(Page and application data records)

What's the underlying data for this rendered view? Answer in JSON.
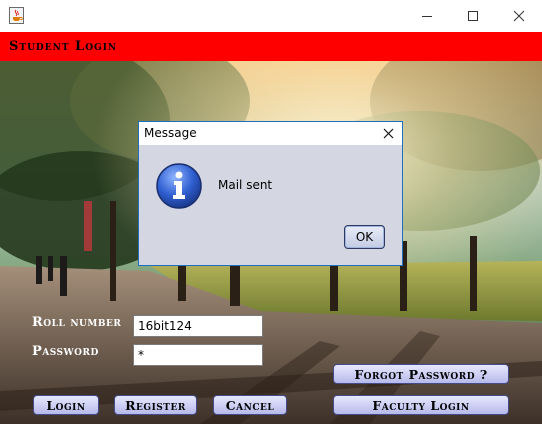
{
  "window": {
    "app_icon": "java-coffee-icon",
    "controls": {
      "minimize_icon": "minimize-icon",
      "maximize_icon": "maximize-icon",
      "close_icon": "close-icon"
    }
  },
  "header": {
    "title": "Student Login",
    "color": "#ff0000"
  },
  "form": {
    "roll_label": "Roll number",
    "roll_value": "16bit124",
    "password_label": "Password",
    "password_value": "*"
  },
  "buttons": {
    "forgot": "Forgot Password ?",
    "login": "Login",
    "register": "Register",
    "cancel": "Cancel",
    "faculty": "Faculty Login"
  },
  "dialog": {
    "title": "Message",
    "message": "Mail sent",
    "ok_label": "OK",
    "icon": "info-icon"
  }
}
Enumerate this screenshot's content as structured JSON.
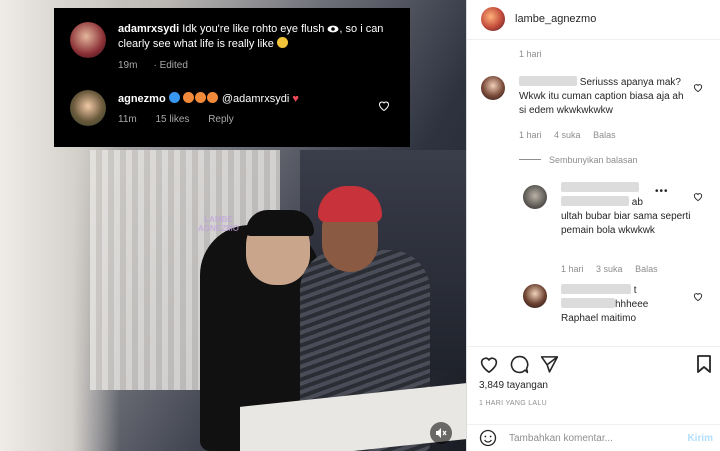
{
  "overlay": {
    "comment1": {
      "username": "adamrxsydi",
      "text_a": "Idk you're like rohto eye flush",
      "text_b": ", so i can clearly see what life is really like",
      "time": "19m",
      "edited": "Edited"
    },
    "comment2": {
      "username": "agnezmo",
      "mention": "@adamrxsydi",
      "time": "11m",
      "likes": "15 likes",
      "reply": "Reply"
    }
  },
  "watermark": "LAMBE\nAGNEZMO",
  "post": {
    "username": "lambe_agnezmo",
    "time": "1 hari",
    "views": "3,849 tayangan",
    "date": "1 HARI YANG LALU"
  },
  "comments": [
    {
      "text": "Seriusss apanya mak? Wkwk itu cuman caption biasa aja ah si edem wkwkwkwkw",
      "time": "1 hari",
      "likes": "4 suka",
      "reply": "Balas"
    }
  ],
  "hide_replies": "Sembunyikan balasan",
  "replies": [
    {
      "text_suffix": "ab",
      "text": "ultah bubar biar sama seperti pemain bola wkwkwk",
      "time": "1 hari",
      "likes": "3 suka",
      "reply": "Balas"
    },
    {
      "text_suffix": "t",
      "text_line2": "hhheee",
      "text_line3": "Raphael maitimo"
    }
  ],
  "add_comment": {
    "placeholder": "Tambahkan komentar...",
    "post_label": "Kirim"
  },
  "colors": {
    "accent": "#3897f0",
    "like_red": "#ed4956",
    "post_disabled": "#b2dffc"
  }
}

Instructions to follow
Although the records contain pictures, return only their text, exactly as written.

Task output
What's the underlying data for this rendered view? Answer in JSON.
{
  "window": {
    "app_icon": "java-coffee-icon",
    "controls": {
      "minimize_icon": "minimize-icon",
      "maximize_icon": "maximize-icon",
      "close_icon": "close-icon"
    }
  },
  "header": {
    "title": "Student Login",
    "color": "#ff0000"
  },
  "form": {
    "roll_label": "Roll number",
    "roll_value": "16bit124",
    "password_label": "Password",
    "password_value": "*"
  },
  "buttons": {
    "forgot": "Forgot Password ?",
    "login": "Login",
    "register": "Register",
    "cancel": "Cancel",
    "faculty": "Faculty Login"
  },
  "dialog": {
    "title": "Message",
    "message": "Mail sent",
    "ok_label": "OK",
    "icon": "info-icon"
  }
}
Enumerate this screenshot's content as structured JSON.
{
  "overlay": {
    "comment1": {
      "username": "adamrxsydi",
      "text_a": "Idk you're like rohto eye flush",
      "text_b": ", so i can clearly see what life is really like",
      "time": "19m",
      "edited": "Edited"
    },
    "comment2": {
      "username": "agnezmo",
      "mention": "@adamrxsydi",
      "time": "11m",
      "likes": "15 likes",
      "reply": "Reply"
    }
  },
  "watermark": "LAMBE\nAGNEZMO",
  "post": {
    "username": "lambe_agnezmo",
    "time": "1 hari",
    "views": "3,849 tayangan",
    "date": "1 HARI YANG LALU"
  },
  "comments": [
    {
      "text": "Seriusss apanya mak? Wkwk itu cuman caption biasa aja ah si edem wkwkwkwkw",
      "time": "1 hari",
      "likes": "4 suka",
      "reply": "Balas"
    }
  ],
  "hide_replies": "Sembunyikan balasan",
  "replies": [
    {
      "text_suffix": "ab",
      "text": "ultah bubar biar sama seperti pemain bola wkwkwk",
      "time": "1 hari",
      "likes": "3 suka",
      "reply": "Balas"
    },
    {
      "text_suffix": "t",
      "text_line2": "hhheee",
      "text_line3": "Raphael maitimo"
    }
  ],
  "add_comment": {
    "placeholder": "Tambahkan komentar...",
    "post_label": "Kirim"
  },
  "colors": {
    "accent": "#3897f0",
    "like_red": "#ed4956",
    "post_disabled": "#b2dffc"
  }
}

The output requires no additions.